_To do_
Search each line below for the word "highlight" and list those that contain it.

┌──

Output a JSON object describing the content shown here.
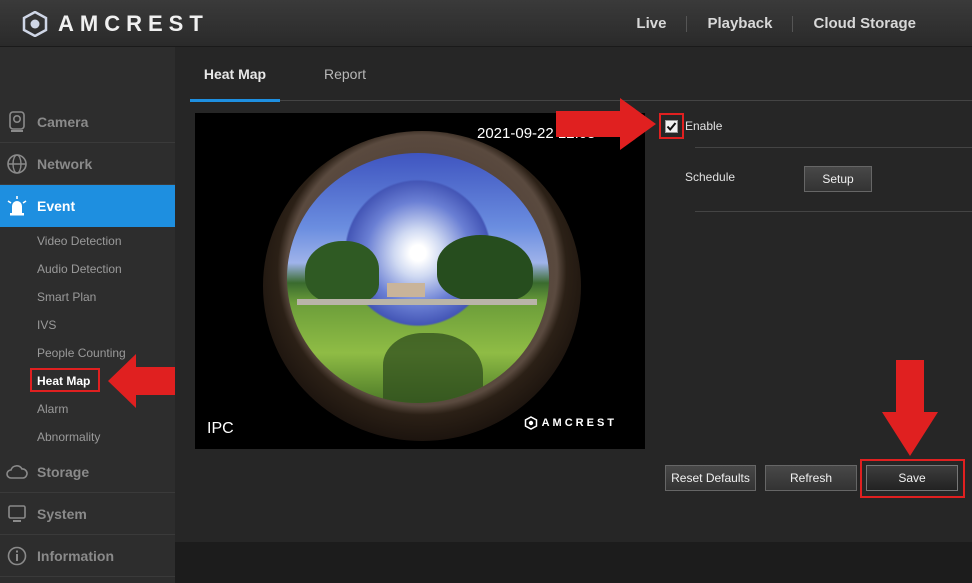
{
  "header": {
    "brand": "AMCREST",
    "nav": [
      "Live",
      "Playback",
      "Cloud Storage"
    ]
  },
  "sidebar": {
    "main_items": [
      {
        "label": "Camera",
        "icon": "camera-icon"
      },
      {
        "label": "Network",
        "icon": "globe-icon"
      },
      {
        "label": "Event",
        "icon": "alarm-icon"
      },
      {
        "label": "Storage",
        "icon": "cloud-icon"
      },
      {
        "label": "System",
        "icon": "monitor-icon"
      },
      {
        "label": "Information",
        "icon": "info-icon"
      }
    ],
    "sub_items": [
      "Video Detection",
      "Audio Detection",
      "Smart Plan",
      "IVS",
      "People Counting",
      "Heat Map",
      "Alarm",
      "Abnormality"
    ]
  },
  "tabs": [
    "Heat Map",
    "Report"
  ],
  "video": {
    "timestamp": "2021-09-22 12:05",
    "channel": "IPC",
    "watermark": "AMCREST"
  },
  "settings": {
    "enable_label": "Enable",
    "enabled": true,
    "schedule_label": "Schedule",
    "setup_label": "Setup"
  },
  "buttons": {
    "reset": "Reset Defaults",
    "refresh": "Refresh",
    "save": "Save"
  },
  "colors": {
    "accent": "#1e8fe0",
    "highlight": "#e02020"
  }
}
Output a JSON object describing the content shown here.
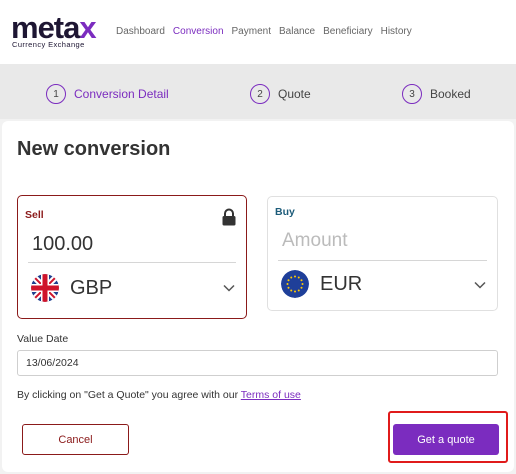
{
  "logo": {
    "word_main": "meta",
    "word_accent": "x",
    "tagline": "Currency Exchange"
  },
  "nav": [
    {
      "label": "Dashboard",
      "active": false
    },
    {
      "label": "Conversion",
      "active": true
    },
    {
      "label": "Payment",
      "active": false
    },
    {
      "label": "Balance",
      "active": false
    },
    {
      "label": "Beneficiary",
      "active": false
    },
    {
      "label": "History",
      "active": false
    }
  ],
  "steps": [
    {
      "number": "1",
      "label": "Conversion Detail",
      "active": true
    },
    {
      "number": "2",
      "label": "Quote",
      "active": false
    },
    {
      "number": "3",
      "label": "Booked",
      "active": false
    }
  ],
  "form": {
    "title": "New conversion",
    "sell": {
      "label": "Sell",
      "amount": "100.00",
      "currency": "GBP",
      "lock_icon": "lock-icon"
    },
    "buy": {
      "label": "Buy",
      "amount_placeholder": "Amount",
      "amount_value": "",
      "currency": "EUR"
    },
    "value_date": {
      "label": "Value Date",
      "value": "13/06/2024"
    },
    "terms": {
      "prefix": "By clicking on \"Get a Quote\" you agree with our ",
      "link": "Terms of use"
    },
    "cancel_label": "Cancel",
    "quote_label": "Get a quote"
  },
  "colors": {
    "accent": "#7b2cbf",
    "sell_border": "#8b1a1a",
    "buy_label": "#1d5c7a",
    "highlight": "#e01b1b"
  }
}
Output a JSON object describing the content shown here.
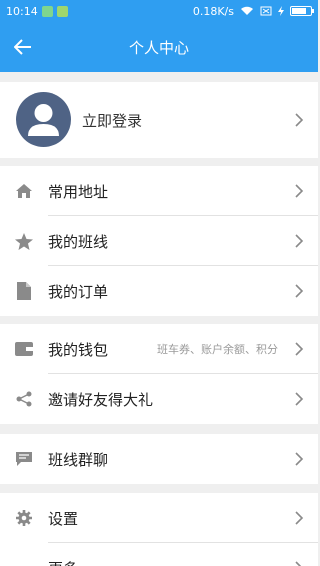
{
  "status_bar": {
    "time": "10:14",
    "speed": "0.18K/s",
    "battery_level": 0.8
  },
  "header": {
    "title": "个人中心",
    "back_icon": "arrow-left-icon"
  },
  "login": {
    "label": "立即登录",
    "avatar_icon": "user-avatar-icon"
  },
  "group1": [
    {
      "label": "常用地址",
      "icon": "home-icon"
    },
    {
      "label": "我的班线",
      "icon": "star-icon"
    },
    {
      "label": "我的订单",
      "icon": "document-icon"
    }
  ],
  "group2": [
    {
      "label": "我的钱包",
      "hint": "班车券、账户余额、积分",
      "icon": "wallet-icon"
    },
    {
      "label": "邀请好友得大礼",
      "icon": "share-icon"
    }
  ],
  "group3": [
    {
      "label": "班线群聊",
      "icon": "chat-icon"
    }
  ],
  "group4": [
    {
      "label": "设置",
      "icon": "settings-icon"
    },
    {
      "label": "更多",
      "icon": "more-icon"
    }
  ],
  "colors": {
    "primary": "#2f9ef1",
    "icon_gray": "#8a8a8a",
    "avatar_bg": "#4f6385"
  }
}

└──

_Answer box_
    "highlight": "#e02020"
    "highlight": "#e01b1b"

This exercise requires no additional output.